◆ **PROBLEM DETAILS**
Search the entries below for "this". Report each line where it occurs.

(Web page and app entries)
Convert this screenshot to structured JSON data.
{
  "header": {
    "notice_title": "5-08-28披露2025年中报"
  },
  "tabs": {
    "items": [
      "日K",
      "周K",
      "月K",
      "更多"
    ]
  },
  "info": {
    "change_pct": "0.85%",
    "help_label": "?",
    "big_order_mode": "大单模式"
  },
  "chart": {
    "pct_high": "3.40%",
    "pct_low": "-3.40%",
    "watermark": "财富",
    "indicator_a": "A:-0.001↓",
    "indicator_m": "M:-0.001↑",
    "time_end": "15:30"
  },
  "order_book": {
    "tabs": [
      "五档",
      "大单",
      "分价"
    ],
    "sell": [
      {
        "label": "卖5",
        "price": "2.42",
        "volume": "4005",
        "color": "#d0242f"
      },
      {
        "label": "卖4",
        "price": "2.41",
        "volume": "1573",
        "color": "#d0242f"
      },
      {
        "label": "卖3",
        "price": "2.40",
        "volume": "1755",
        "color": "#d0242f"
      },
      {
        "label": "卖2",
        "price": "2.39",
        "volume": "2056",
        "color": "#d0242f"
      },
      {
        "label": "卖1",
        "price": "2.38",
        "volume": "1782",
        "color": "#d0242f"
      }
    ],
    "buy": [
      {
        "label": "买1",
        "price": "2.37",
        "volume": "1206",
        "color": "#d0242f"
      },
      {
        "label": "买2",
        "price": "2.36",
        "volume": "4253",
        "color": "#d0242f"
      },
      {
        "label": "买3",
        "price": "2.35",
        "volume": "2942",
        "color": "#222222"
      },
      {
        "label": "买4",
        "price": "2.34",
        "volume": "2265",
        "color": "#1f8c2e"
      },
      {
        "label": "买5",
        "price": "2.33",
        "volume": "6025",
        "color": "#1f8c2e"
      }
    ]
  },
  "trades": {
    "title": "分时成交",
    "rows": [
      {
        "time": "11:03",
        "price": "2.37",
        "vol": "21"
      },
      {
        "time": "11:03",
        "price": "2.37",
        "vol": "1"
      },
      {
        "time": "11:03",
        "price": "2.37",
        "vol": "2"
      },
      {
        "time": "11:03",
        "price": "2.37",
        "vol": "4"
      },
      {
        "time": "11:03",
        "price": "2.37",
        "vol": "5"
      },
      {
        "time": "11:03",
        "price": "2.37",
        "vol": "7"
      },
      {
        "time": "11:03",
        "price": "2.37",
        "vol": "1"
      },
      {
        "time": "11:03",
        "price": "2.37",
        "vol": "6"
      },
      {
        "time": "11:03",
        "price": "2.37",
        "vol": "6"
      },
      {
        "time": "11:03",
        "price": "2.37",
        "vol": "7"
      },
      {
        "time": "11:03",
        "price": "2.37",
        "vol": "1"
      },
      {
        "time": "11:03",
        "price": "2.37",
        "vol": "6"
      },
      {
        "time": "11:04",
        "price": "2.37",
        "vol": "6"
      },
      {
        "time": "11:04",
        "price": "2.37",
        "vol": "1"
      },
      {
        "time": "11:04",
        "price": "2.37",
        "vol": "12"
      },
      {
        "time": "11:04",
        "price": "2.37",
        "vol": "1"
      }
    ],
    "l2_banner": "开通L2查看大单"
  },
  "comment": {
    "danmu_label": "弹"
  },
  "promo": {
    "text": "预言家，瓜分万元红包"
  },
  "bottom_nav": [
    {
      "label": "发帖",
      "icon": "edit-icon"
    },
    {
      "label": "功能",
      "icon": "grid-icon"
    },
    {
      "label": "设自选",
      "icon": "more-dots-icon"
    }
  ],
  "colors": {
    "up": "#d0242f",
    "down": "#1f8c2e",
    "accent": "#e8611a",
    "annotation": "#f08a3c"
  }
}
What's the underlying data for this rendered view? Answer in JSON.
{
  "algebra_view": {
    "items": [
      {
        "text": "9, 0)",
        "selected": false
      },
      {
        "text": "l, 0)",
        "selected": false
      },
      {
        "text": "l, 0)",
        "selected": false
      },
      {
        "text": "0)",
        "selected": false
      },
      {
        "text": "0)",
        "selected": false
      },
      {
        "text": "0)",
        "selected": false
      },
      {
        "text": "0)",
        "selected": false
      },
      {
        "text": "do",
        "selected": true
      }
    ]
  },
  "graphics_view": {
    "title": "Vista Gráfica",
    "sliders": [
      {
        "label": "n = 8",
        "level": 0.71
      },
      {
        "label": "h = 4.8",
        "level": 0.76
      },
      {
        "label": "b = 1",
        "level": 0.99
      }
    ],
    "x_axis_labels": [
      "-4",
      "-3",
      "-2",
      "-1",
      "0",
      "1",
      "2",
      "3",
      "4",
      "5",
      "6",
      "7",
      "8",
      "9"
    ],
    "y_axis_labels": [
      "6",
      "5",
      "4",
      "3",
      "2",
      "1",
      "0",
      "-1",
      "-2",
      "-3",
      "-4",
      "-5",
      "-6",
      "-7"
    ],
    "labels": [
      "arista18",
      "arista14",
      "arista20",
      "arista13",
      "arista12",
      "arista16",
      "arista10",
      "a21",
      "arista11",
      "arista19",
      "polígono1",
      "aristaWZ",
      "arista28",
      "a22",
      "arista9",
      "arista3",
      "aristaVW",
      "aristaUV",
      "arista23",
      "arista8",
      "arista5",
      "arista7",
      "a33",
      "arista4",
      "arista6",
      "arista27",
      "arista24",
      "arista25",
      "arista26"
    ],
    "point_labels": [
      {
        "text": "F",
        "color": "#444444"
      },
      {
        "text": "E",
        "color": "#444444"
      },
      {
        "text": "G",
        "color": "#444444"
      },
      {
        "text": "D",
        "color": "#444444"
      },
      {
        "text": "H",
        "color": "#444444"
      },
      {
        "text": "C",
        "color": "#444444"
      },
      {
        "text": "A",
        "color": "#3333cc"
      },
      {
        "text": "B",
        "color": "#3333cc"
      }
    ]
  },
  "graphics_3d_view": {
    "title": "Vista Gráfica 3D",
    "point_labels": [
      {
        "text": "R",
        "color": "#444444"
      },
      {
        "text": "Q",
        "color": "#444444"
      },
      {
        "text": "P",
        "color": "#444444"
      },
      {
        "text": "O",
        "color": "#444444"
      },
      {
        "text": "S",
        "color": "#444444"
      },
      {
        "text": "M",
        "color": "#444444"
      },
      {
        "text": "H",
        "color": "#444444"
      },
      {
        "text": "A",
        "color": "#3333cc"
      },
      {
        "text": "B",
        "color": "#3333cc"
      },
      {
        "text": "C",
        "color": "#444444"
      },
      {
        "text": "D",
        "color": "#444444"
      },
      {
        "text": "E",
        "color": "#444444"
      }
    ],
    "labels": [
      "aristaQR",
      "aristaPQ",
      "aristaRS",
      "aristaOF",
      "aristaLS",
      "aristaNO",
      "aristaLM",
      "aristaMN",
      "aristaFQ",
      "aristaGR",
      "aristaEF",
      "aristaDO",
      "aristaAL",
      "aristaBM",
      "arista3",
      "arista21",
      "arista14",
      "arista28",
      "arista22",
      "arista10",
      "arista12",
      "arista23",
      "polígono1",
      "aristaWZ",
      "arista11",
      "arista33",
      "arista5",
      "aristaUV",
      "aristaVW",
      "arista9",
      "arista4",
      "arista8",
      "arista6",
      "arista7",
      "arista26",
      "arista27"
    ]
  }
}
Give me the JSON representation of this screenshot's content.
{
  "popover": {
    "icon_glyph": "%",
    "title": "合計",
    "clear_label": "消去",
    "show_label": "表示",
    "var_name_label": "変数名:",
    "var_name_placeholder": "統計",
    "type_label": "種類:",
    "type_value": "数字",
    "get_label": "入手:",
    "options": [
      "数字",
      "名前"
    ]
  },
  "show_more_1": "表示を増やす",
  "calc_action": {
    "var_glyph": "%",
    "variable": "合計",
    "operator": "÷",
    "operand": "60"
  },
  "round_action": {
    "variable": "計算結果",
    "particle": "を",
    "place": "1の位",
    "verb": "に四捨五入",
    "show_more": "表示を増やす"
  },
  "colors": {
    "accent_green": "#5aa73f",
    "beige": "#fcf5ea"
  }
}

◆ **ANSWER SECTION**
Convert this screenshot to structured JSON data.
What's the underlying data for this rendered view? Answer in JSON.
Give me the JSON representation of this screenshot's content.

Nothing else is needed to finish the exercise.